The New Testament is replete with powerful messages proclaiming the truth of the resurrection. The apostles were imprisoned simply because they proclaimed the resurrection of Christ from the dead (Acts 4:1-3). Paul compared our resurrection to that of Christ, referring to him as "the firstfruits" (1 Corinthians 15:20-23). Christ himself said that there would be a resurrection and that we would face the judgment in that resurrected state (John 5:28-29; 11:25).
Someone has well depicted the entire scope of Christianity as a "wagon wheel." In this depiction, the "hub" of the wheel is said to be the death, burial and resurrection of Christ. The "spokes" coming off that "hub" would be comprised of concepts such as salvation, the church, hope, worship, our own resurrection and a host of others. All these "spokes" would find their source and foundation in the truth that Christ is risen from the dead.

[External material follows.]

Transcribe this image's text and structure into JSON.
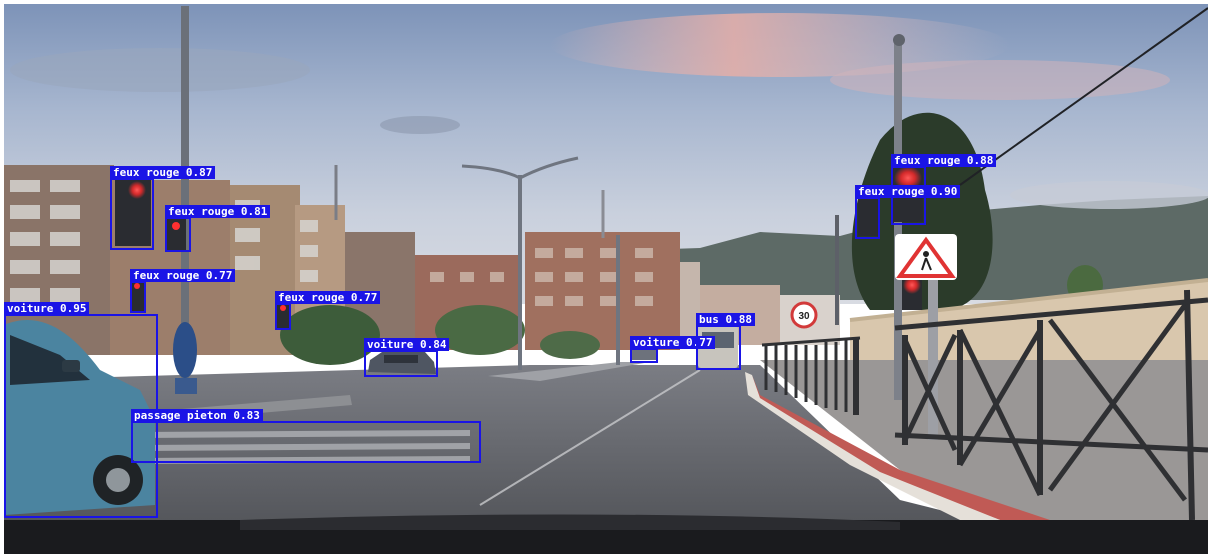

What do all these truths mean for us today? How can we apply them and be comforted in the knowledge of such things? First, we must see that we will all die. This is true for all except those alive at Christ's return (1 Thessalonians 4:13-18). Death is that fate common to us all. For the Christian, death is not the end, but the beginning of that which continues in eternity with him.
Then, we understand that we will be "bodily resurrected." A logical question one may ask would be: "How can our bodies, which have been buried for so many years, be raised again?" Our confusion is often the result of our limited thinking. First, we see that God has the power to do what he promises. But, we must also see that in 1 Corinthians 15:35-41, Paul speaks of different "bodies" but calls all of them a body. Suffice it to say that we will be raised and that we will be changed in some manner (1 Corinthians 15:51-53).
Finally, we see that the resurrection will be that event which precedes our appointment at the judgment seat. We will all be judged individually (2 Corinthians 5:10). Some will be judged as faithful and will receive the reward prepared and reserved for them (Matthew 25:34; John 14:1-3). Sadly, there will be those who will hear the words pronouncing their eternal doom in the fiery realm of torment (Matthew 25:41).
The choice is ours in preparing for eternity. The evidence is undeniable that we will be raised from the dead. We will live forever in one state or another, eternal bliss or eternal torment. What choices have we made? What choices will we make in the future which will have bearing on that outcome? Let us come to Jesus Christ on his terms and live our lives, to the best of our abilities, in faithful service to him.